WHAT TO PRODUCE:
Wherever the word "updates" appears in the entries, copy the whole line.

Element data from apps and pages
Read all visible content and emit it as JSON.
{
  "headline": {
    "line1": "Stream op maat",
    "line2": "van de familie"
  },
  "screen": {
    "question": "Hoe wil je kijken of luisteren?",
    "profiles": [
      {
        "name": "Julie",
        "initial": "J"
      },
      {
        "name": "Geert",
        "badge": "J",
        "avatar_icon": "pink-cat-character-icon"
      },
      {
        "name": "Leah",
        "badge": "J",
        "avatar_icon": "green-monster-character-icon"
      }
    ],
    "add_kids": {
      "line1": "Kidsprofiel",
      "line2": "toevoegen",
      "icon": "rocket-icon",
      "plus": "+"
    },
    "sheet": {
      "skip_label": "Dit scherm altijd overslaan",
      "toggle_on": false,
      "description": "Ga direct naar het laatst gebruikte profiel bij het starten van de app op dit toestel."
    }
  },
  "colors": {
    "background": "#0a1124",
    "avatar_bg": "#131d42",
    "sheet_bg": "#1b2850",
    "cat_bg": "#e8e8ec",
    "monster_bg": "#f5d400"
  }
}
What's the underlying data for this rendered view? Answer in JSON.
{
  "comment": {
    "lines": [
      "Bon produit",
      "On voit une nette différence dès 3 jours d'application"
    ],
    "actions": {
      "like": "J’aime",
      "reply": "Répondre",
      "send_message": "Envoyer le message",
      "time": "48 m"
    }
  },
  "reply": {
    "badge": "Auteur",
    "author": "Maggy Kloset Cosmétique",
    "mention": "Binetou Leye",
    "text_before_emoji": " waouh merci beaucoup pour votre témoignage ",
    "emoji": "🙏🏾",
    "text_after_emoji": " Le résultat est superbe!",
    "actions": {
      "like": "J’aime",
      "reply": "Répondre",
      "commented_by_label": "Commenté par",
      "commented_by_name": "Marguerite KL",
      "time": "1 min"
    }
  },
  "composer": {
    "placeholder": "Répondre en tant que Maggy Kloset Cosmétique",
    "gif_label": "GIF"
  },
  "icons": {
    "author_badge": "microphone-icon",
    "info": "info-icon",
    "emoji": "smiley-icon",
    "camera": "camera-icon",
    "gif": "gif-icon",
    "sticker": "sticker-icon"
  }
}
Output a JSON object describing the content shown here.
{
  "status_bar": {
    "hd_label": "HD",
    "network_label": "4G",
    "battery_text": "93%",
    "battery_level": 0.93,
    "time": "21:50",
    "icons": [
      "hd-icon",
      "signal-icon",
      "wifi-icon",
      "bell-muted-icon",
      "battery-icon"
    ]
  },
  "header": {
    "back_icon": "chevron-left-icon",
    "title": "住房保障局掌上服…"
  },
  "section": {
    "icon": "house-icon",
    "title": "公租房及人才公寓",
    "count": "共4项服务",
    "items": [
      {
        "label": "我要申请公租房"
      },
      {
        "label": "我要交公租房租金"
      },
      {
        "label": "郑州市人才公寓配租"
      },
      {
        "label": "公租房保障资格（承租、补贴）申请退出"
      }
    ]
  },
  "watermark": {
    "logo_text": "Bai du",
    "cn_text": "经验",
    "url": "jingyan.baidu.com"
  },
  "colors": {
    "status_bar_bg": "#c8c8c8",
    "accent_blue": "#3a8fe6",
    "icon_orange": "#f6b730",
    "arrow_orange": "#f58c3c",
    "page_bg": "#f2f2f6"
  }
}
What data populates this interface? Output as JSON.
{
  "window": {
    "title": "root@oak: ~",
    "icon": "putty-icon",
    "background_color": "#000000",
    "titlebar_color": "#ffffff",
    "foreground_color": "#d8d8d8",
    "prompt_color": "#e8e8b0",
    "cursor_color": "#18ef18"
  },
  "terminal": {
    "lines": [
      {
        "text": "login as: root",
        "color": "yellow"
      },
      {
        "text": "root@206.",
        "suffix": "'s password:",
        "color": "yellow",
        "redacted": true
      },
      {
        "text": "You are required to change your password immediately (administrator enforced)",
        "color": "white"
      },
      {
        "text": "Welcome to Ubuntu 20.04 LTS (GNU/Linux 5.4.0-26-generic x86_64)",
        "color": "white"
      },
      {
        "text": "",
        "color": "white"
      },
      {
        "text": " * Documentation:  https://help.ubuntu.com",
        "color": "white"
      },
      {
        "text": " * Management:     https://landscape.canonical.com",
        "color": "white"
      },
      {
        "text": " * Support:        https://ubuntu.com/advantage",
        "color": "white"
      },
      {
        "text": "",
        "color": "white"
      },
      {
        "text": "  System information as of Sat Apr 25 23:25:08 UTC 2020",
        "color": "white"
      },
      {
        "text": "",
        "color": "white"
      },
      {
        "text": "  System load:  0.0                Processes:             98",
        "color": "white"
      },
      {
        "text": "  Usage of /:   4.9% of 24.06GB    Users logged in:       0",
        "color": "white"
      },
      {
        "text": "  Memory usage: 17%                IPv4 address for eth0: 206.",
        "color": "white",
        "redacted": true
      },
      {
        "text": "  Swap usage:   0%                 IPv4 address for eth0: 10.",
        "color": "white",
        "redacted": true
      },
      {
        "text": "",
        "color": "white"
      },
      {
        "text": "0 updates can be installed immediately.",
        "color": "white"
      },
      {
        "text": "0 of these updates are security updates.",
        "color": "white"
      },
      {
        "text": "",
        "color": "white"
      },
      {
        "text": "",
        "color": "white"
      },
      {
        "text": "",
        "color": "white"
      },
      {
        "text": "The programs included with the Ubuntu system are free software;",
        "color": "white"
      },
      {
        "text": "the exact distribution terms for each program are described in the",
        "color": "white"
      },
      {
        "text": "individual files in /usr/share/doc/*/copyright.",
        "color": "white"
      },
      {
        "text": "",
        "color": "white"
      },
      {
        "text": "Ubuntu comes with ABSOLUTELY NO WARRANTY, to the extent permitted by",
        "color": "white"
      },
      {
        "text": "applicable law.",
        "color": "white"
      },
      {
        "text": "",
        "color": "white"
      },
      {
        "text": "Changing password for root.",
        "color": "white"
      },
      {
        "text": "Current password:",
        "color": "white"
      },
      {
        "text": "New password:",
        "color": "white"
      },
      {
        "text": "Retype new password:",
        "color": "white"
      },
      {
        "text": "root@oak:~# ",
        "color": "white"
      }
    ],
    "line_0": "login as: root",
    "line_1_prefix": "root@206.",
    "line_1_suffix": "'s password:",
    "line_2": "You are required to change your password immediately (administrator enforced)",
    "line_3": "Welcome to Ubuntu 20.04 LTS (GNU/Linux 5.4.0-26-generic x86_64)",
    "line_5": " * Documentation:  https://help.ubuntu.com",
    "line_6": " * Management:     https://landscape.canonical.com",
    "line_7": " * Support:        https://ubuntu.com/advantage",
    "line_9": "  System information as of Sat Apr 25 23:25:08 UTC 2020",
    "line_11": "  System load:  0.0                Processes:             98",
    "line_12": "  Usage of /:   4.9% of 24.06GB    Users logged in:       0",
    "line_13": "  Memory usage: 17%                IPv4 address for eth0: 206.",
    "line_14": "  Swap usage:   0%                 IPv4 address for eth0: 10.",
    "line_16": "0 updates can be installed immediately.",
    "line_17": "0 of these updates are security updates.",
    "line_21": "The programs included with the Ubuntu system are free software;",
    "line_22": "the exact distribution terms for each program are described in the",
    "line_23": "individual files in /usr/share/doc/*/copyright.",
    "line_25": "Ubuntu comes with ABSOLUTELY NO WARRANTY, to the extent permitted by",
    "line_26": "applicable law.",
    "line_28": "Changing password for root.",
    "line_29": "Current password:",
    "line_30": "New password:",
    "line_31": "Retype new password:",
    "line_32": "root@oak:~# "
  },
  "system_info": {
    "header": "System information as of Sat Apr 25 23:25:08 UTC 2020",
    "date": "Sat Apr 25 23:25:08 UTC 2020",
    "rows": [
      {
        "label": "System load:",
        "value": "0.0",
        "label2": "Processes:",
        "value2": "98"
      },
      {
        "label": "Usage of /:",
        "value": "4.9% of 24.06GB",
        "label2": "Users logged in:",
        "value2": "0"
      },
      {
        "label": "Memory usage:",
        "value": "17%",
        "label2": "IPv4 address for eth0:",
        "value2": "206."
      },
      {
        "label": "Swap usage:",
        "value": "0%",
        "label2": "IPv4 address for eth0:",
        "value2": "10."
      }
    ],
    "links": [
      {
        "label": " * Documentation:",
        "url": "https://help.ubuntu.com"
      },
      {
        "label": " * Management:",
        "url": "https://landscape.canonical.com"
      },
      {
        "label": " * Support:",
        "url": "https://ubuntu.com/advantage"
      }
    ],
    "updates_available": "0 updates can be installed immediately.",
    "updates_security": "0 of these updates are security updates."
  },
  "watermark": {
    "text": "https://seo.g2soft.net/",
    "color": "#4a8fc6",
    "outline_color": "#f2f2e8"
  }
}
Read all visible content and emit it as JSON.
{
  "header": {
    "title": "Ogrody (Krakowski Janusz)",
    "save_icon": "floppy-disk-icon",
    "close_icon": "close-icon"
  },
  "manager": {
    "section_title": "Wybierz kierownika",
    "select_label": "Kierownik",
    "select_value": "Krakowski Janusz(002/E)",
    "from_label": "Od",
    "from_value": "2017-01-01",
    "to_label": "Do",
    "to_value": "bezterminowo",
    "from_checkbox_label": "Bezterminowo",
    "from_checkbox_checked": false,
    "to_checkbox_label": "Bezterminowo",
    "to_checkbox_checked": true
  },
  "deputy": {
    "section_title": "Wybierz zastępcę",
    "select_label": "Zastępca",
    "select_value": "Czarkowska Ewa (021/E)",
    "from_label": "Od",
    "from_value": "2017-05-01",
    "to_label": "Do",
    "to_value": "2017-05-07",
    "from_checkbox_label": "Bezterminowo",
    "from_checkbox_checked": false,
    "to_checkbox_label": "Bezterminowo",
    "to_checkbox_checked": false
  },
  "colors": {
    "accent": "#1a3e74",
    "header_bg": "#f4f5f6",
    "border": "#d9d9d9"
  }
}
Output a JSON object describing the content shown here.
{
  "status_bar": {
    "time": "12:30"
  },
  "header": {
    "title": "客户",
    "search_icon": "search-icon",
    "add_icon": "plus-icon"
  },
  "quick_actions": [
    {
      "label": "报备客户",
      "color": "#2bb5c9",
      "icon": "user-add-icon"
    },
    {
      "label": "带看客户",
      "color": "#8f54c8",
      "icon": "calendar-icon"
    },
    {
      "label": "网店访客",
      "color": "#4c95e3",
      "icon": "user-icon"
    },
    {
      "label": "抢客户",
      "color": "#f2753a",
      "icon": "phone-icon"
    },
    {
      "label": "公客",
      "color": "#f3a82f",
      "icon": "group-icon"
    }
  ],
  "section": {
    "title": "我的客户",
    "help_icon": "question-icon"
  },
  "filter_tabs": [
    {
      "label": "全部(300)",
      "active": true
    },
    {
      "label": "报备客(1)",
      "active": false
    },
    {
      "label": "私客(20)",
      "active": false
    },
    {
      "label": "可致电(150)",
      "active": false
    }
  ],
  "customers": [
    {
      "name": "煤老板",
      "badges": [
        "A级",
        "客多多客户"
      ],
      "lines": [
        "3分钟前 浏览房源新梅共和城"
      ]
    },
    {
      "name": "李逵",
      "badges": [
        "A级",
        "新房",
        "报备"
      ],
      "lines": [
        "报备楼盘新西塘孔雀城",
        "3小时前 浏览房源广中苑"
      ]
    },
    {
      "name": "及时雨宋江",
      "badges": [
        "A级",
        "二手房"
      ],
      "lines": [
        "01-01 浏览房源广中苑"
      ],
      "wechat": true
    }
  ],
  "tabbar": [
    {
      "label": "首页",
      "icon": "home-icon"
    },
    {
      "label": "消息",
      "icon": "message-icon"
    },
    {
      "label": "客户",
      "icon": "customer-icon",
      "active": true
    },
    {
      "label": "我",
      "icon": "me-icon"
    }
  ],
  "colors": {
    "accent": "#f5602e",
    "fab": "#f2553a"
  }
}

ANSWER AREA:
        "text": "0 updates can be installed immediately.",
        "text": "0 of these updates are security updates.",
    "line_16": "0 updates can be installed immediately.",
    "line_17": "0 of these updates are security updates.",
    "updates_available": "0 updates can be installed immediately.",
    "updates_security": "0 of these updates are security updates."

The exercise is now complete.